Talk individually to a pianist, cellist, or violinist about the opening of the B-major Trio by Johannes Brahms (1833-1897) and enjoy the smiles that ensue. The pianist revels in the solo moment that unfurls the noble contours of the terrain ahead. The cellist anticipates an entrance as the first stringed voice in a dialogue, laying out a bold melodic path in that rich landscape. And the violinist relishes the restraint, the waiting for five, ten, 15, 20 measures before joining the conversation to galvanizing effect. Three players, but the mood is symphonic, and emphatically collaborative, each contributing equally to the whole.
The trio has been a favorite of audiences and players alike since Brahms himself sat in at the piano, but the early opus number 8 is deceptive. The first version of the trio was published in 1854 when Brahms was just 21. Given a chance to revise his trio by a new publisher, Brahms took it up again, this time in 1888, 35 years after his initial efforts!

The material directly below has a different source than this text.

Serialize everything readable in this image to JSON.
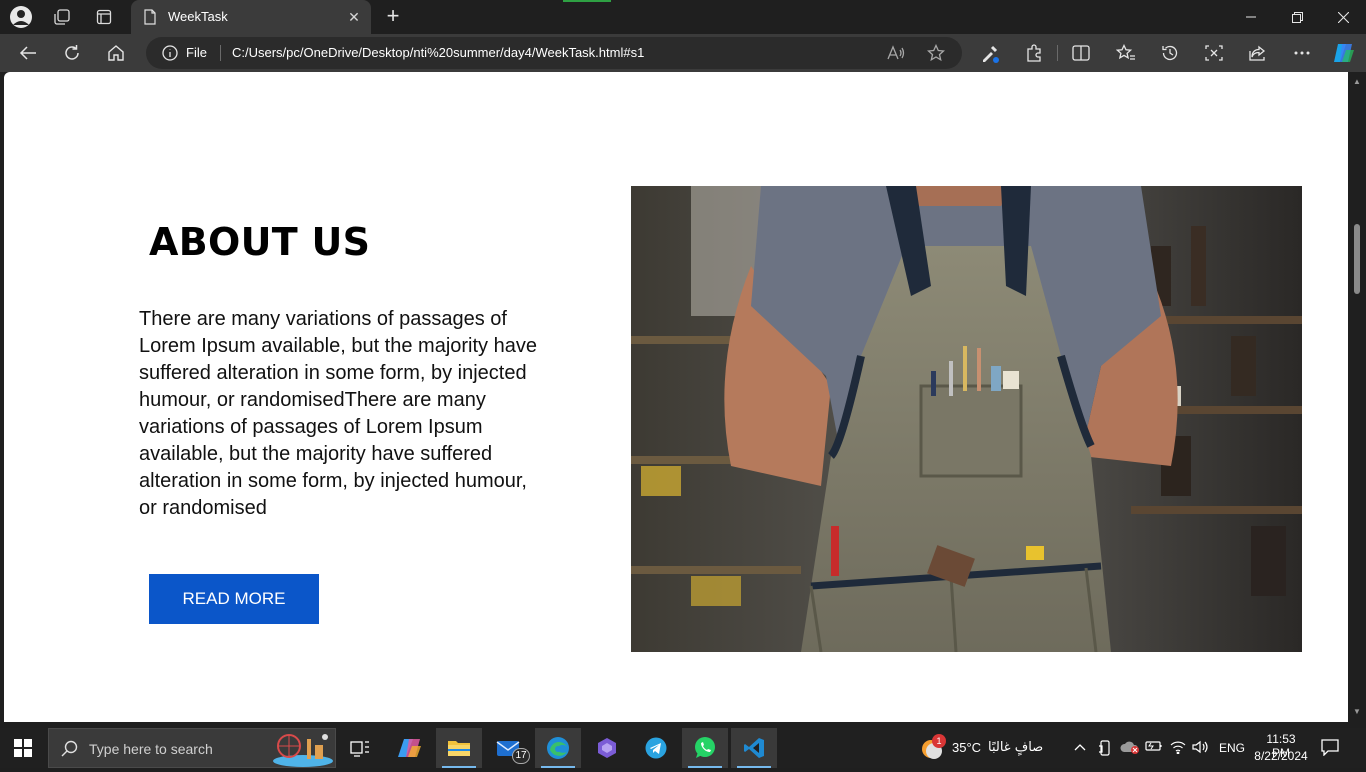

So extensive were his changes that he humorously suggested it should be republished as his Op. 108. The earlier version was never withdrawn, but is now seldom played, and what changes Brahms chose to make have not dimmed his youthful generosity of melody, and only intensified his emotional raptures.